Some of our business partners may use cookies on our site (for example, advertisers). However, we have no access to or control over these cookies and we are not aware of any at present that do so.

Log Files

We use IP addresses to analyse trends, administer the site, track movement, and gather broad demographic information for aggregate use. IP addresses are not linked to personally identifiable information.


This web site contains links to other sites. Please be aware that Mondaq (or its affiliate sites) are not responsible for the privacy practices of such other sites. We encourage our users to be aware when they leave our site and to read the privacy statements of these third party sites. This privacy statement applies solely to information collected by this Web site.

Surveys & Contests

From time-to-time our site requests information from users via surveys or contests. Participation in these surveys or contests is completely voluntary and the user therefore has a choice whether or not to disclose any information requested. Information requested may include contact information (such as name and delivery address), and demographic information (such as postcode, age level). Contact information will be used to notify the winners and award prizes. Survey information will be used for purposes of monitoring or improving the functionality of the site.


If a user elects to use our referral service for informing a friend about our site, we ask them for the friend’s name and email address. Mondaq stores this information and may contact the friend to invite them to register with Mondaq, but they will not be contacted more than once. The friend may contact Mondaq to request the removal of this information from our database.


This website takes every reasonable precaution to protect our users’ information. When users submit sensitive information via the website, your information is protected using firewalls and other security technology. If you have any questions about the security at our website, you can send an email to

Correcting/Updating Personal Information
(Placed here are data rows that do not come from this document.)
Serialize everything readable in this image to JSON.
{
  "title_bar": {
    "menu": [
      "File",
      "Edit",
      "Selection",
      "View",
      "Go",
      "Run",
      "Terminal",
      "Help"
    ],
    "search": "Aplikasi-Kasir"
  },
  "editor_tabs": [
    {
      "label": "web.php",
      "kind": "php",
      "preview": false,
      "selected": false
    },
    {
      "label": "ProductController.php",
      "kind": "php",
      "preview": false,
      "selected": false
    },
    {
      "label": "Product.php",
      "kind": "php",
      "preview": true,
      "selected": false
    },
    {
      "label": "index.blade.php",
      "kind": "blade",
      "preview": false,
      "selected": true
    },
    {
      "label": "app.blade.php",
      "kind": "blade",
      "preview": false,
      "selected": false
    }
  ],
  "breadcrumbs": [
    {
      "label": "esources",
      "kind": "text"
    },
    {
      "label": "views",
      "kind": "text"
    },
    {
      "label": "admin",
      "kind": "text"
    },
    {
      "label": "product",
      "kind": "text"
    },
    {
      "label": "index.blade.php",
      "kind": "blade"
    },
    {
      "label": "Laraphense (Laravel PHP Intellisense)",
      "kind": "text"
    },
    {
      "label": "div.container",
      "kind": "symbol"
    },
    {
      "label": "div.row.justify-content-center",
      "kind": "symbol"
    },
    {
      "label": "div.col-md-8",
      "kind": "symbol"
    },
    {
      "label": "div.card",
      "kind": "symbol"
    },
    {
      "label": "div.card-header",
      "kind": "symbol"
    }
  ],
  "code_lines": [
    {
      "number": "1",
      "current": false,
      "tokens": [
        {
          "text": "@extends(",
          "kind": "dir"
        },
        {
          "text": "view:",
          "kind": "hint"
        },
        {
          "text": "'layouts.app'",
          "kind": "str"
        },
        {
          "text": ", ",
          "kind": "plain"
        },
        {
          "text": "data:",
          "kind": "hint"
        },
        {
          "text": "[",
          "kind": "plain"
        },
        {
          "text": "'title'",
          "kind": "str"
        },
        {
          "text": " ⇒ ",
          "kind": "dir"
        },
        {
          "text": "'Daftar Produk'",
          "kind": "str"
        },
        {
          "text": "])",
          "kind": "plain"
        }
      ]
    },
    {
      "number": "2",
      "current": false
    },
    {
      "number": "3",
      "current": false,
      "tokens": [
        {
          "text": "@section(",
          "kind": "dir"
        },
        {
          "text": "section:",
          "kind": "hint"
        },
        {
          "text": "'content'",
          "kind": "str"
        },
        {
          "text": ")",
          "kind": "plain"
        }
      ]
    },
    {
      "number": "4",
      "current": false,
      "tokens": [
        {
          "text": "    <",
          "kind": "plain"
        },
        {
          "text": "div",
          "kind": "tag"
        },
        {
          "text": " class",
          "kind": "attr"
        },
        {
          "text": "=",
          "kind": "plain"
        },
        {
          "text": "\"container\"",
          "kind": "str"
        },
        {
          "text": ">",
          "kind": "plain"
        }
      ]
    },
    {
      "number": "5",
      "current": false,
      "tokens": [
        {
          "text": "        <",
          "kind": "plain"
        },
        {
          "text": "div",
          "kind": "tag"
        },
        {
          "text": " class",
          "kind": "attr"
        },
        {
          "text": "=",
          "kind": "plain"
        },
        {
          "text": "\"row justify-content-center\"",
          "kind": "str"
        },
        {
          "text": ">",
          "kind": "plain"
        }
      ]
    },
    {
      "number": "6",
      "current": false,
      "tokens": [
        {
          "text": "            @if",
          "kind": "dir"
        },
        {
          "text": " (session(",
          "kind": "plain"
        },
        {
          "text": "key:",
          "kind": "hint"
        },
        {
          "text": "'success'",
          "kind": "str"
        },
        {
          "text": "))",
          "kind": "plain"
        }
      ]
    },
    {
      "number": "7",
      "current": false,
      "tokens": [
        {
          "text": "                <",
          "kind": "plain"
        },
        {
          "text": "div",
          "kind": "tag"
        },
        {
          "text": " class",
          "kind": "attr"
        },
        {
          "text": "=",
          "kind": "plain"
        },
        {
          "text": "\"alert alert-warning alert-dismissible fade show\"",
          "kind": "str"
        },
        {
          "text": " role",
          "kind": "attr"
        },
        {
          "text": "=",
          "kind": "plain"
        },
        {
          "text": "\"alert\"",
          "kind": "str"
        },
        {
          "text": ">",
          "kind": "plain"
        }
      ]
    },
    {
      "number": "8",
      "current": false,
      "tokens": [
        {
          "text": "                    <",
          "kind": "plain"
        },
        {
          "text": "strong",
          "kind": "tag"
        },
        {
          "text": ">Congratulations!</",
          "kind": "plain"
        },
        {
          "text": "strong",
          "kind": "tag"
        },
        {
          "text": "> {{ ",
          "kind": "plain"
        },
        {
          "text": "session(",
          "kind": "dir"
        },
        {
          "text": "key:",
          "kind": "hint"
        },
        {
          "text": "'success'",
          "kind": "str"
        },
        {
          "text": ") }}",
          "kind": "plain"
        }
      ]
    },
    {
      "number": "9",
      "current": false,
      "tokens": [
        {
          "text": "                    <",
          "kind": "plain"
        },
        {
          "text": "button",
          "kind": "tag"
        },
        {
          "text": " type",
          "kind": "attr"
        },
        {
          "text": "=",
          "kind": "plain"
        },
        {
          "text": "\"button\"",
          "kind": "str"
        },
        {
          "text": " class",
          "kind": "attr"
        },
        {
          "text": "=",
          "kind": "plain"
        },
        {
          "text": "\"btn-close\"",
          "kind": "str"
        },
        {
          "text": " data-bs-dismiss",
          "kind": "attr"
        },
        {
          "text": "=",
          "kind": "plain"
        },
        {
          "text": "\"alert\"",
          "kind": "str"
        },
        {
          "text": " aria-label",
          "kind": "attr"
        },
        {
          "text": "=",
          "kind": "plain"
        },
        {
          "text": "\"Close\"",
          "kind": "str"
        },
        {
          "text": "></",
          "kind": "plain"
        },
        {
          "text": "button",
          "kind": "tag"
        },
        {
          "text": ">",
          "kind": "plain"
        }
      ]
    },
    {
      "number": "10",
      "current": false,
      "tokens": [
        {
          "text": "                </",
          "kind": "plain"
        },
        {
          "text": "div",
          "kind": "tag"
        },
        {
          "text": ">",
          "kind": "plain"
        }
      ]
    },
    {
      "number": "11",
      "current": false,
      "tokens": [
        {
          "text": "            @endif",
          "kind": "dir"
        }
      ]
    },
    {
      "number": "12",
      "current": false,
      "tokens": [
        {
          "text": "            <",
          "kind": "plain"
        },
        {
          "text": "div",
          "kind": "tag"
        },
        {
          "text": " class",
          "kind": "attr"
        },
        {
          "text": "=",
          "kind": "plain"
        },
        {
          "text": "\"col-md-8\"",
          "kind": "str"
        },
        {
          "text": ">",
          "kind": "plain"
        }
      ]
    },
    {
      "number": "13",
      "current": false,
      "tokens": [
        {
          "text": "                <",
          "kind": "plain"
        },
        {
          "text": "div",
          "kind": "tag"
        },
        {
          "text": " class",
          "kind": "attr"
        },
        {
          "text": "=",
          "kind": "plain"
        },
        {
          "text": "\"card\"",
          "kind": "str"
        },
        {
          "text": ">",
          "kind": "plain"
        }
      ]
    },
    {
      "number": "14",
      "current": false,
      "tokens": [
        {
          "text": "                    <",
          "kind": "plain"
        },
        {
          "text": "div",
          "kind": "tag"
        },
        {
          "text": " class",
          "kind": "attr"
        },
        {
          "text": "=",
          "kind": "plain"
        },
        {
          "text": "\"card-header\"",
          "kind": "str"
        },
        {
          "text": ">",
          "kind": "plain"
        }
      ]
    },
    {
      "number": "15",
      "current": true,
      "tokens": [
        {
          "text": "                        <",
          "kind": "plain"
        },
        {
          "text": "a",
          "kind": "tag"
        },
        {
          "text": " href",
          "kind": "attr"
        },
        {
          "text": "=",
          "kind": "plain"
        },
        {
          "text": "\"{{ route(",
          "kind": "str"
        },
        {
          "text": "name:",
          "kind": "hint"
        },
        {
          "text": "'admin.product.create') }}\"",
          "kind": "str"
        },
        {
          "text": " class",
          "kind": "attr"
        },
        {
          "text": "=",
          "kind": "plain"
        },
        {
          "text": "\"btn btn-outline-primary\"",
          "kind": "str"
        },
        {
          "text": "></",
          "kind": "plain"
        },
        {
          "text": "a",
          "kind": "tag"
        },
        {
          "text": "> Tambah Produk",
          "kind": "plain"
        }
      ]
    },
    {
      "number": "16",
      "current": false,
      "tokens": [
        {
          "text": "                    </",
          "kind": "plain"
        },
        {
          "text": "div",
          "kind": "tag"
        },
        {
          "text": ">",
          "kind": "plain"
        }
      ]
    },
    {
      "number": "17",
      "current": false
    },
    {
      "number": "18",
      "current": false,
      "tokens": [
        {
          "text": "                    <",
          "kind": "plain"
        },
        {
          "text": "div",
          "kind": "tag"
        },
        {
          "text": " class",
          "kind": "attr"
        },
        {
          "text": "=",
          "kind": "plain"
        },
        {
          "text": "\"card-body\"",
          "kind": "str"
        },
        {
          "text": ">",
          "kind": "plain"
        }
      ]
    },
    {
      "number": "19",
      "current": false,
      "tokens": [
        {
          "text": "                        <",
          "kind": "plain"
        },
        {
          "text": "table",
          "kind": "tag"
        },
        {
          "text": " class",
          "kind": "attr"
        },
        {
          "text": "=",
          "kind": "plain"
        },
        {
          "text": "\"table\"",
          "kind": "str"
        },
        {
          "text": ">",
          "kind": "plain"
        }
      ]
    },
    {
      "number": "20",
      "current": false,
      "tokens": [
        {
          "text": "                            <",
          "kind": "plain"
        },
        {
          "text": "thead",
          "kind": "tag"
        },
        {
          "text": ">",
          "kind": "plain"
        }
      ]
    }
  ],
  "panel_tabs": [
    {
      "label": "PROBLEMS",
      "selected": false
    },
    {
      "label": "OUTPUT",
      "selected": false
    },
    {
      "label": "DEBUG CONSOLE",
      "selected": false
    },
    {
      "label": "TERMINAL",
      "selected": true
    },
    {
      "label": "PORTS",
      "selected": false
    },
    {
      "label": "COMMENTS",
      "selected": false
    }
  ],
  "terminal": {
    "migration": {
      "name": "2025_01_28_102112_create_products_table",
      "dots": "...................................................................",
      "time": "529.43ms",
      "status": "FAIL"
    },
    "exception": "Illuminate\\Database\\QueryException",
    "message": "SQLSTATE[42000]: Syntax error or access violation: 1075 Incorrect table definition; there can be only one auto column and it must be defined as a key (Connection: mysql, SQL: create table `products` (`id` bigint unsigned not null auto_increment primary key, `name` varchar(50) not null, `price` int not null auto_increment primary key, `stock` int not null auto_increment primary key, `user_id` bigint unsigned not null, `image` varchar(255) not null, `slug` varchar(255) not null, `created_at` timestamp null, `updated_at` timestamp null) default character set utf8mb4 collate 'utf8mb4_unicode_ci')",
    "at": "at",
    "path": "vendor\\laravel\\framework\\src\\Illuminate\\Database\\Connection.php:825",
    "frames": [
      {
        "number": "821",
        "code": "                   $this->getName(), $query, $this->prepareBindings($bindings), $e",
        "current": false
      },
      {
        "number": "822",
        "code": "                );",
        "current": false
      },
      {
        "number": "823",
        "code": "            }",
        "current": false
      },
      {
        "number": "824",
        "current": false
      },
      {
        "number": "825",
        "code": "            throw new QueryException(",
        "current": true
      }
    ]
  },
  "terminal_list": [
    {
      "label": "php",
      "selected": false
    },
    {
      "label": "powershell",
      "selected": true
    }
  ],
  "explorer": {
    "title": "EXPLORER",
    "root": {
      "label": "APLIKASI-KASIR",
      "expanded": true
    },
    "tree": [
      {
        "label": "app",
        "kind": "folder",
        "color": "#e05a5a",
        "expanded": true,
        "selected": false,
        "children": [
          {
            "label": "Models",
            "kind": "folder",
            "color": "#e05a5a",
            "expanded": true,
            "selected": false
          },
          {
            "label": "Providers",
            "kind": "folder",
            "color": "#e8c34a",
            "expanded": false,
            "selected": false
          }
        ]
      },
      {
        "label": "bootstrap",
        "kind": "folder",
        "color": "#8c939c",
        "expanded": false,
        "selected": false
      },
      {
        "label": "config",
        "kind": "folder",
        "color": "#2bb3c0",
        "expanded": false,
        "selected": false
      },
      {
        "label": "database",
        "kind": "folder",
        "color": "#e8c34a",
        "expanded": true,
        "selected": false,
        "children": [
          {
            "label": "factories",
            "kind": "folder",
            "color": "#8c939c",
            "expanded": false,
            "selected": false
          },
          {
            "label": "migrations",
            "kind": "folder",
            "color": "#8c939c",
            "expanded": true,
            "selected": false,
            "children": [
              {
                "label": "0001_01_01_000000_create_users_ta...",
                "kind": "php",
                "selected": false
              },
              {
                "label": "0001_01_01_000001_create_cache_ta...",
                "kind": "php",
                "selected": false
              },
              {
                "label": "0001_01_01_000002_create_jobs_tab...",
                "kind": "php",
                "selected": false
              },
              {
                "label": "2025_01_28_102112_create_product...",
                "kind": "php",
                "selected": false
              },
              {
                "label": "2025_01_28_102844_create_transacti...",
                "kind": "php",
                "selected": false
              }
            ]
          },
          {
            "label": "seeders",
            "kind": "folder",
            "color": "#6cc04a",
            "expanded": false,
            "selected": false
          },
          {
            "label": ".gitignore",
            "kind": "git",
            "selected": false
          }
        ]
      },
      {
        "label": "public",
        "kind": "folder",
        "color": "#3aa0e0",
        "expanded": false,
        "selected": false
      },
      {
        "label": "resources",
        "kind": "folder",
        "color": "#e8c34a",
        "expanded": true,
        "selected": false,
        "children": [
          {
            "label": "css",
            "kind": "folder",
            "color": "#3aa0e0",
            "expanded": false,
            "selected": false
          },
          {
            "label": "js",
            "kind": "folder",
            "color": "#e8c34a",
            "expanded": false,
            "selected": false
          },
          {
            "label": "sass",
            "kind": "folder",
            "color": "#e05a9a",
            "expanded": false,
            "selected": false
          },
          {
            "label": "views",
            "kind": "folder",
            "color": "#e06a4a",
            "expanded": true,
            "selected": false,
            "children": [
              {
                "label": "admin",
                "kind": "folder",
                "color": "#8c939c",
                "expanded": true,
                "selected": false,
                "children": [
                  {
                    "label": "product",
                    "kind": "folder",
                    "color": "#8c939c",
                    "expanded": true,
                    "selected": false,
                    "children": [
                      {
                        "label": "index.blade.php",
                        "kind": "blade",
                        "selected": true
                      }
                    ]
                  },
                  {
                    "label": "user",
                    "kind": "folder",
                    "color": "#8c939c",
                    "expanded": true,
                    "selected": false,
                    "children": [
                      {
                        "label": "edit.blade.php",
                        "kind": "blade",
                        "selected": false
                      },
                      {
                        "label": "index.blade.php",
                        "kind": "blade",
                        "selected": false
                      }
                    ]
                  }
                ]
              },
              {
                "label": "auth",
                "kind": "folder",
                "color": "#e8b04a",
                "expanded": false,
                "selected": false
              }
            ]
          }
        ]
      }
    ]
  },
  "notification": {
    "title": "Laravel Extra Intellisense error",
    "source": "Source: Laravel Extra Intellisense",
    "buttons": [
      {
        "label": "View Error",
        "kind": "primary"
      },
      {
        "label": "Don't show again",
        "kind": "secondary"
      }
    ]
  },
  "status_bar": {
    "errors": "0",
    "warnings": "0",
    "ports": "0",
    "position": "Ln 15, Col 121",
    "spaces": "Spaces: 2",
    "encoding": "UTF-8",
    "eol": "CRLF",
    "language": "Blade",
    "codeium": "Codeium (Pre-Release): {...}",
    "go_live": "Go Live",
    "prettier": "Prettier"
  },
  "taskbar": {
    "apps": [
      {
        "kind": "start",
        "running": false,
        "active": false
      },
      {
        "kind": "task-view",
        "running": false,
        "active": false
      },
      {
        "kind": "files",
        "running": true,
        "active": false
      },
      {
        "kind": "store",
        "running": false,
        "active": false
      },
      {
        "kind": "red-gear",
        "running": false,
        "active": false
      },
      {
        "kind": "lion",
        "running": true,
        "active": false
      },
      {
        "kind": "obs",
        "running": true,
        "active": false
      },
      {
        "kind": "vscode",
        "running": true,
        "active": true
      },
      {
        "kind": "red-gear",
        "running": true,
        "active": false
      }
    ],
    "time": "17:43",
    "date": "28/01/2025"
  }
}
If a user’s personally identifiable information changes (such as postcode), or if a user no longer desires our service, we will endeavour to provide a way to correct, update or remove that user’s personal data provided to us. This can usually be done at the “Your Profile” page or by sending an email to

Notification of Changes

If we decide to change our Terms & Conditions or Privacy Policy, we will post those changes on our site so our users are always aware of what information we collect, how we use it, and under what circumstances, if any, we disclose it. If at any point we decide to use personally identifiable information in a manner different from that stated at the time it was collected, we will notify users by way of an email. Users will have a choice as to whether or not we use their information in this different manner. We will use information in accordance with the privacy policy under which the information was collected.

How to contact Mondaq

You can contact us with comments or queries at

If for some reason you believe Mondaq Ltd. has not adhered to these principles, please notify us by e-mail at and we will use commercially reasonable efforts to determine and correct the problem promptly.